Wheat prices have started an upward trend. Feed wheat bids are indicated around $11.25-$11.75/bu today, depending on location, with the strongest bids coming out of the central and southern part of Sask. Delivery windows are being pushed out, but at these values, it may be worth holding onto for spring/summer shipment. Milling wheat prices are picking up as well as tensions continue to escalate and fester between Russia and Ukraine. Couple that with some disparaging crop reporting out of the US due to drought and we see wheat values start to move upwards in a hurry. A #1 CWRS with 13.5% protein sits at $12.75-12.85/bu delivered into central Sask for Apr.-May movement. With crop insurance numbers out, wheat may make a decent play into the rotation showing strong values. Do we see more acre swings? Flipping to durum, bids continue to be lackluster around $15.50-$16.00/bu delivered in with new crop pricing around $12/bu.

Canary bids are in a weird place where the market is seen as “blah” without much for buyer or seller interest. That said, values remain at eye opening levels that would make any canary grower, prior to the past year, leap over their mother to sell… “Sorry Ma, you were in the way and canary was 45 cents, I had to act.” New crop bids are treading water at this time, trying to stay competitive with everything else, but we are not seeing a deluge of customers chasing the 35 cent prices despite historically strong values with an AOG clause to provide protection that a lot of new crop sales cannot. New crop with an act of God is a great play to take marketing risk off your plate, while protecting yourself from having to fill tonnage that you don’t have on a contract; ask your merchant for more details. Product in bin remains tight in the current environment, but spot values are comfortable to hover at current levels around 43-45 cents.

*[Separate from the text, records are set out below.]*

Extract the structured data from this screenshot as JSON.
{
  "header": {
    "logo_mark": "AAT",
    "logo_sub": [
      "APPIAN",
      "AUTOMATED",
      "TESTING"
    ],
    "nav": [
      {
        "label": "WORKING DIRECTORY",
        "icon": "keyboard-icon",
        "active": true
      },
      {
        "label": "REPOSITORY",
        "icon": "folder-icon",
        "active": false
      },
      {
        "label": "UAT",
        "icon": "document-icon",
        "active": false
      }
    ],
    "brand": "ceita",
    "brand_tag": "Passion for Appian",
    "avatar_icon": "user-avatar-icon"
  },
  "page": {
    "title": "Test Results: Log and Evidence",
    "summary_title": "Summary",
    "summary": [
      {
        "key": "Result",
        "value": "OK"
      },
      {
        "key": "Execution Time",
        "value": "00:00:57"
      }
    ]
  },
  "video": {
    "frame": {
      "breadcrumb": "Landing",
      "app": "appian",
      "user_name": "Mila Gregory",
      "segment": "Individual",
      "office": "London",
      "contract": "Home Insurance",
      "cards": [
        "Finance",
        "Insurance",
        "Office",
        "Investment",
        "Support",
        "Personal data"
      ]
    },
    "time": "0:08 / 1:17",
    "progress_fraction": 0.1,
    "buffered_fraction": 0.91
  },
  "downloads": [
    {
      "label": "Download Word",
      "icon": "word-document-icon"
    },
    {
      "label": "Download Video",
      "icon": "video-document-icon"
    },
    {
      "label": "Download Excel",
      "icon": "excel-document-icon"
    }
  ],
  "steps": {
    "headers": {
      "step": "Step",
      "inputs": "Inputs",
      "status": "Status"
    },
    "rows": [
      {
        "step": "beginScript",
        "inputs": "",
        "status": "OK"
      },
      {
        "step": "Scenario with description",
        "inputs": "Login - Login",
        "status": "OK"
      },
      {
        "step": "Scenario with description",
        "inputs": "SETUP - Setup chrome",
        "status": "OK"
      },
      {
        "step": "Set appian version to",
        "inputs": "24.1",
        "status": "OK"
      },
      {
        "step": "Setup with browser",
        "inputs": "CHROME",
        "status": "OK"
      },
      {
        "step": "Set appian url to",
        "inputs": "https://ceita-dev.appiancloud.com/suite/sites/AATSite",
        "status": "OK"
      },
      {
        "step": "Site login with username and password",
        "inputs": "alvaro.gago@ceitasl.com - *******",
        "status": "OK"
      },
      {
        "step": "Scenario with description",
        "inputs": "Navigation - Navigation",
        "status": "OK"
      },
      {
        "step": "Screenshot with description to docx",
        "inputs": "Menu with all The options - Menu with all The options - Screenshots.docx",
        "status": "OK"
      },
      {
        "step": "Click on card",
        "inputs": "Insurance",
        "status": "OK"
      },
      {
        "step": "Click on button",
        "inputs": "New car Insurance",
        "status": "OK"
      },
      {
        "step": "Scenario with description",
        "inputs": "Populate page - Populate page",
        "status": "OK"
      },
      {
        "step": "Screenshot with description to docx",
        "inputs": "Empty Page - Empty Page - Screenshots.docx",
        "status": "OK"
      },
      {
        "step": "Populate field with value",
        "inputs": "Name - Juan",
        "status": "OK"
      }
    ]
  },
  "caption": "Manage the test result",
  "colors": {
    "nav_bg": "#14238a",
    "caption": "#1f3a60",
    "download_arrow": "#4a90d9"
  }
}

Soybean futures remain pointed upwards, being driven by stronger soy oil S&D and weakening production forecasts in South America. Local bids are location dependent and range from $16.00 -$16.50/bu FOB farm. Optimism still exists for Mexican and Argentinian dry bean crops. Early reports are staging the Mexican pinto crop at 1.5x larger than last year. North American prices continue to be a global high-priced island, thus stemming export potential. New crop dry bean prices are available and are positioned around 50¢/lb delivered. New crop faba bids showing up around $8.00/bu FOB farm for a #2. Old crop domestic feed market is propping up feed faba bids in that $13/bu FOB farm and when old crop #2 demand periodically occurs it is often near $15/bu FOB farm.

Mustard has been very strong this week, with some surprising trades on both new crop and old. Spot yellow is being quoted around the $1.60 to $1.65/lb FOB range, while brown has popped and now sees bids around the $2.00/lb range. This is outstanding if you have some laying around. Oriental is quoted at $1.00-$1.10/lb FOB farm depending on variety. New crop brown has shown strength this week again and sits in the 73 to 75 cent/lb mark with yellow being bid as high as 83/lb FOB farm today. Oriental remains unchanged, still bid around 75 cent/lb FOB farm. All these contracts have an Act of God on up to 10 bu/ac. Be sure to talk to your merchant on developing a marketing plan for both old and new crop as things can change daily in this market. Please call for information on all types of certified seed, treated or untreated, and delivered to your yard. We are getting very short on yellow seed supplies, so call as soon as possible if you have not booked. Brown and oriental supply still remains available at this point.

Rayglen Market Comments are for informational purposes only. Rayglen Commodities and its agents or employees shall not be liable for any loss or damage suffered by any person as a result of reliance on any of the contents contained within these products, whether such loss or damage arises from negligence or misrepresentation or any act or omission of its agents or employees.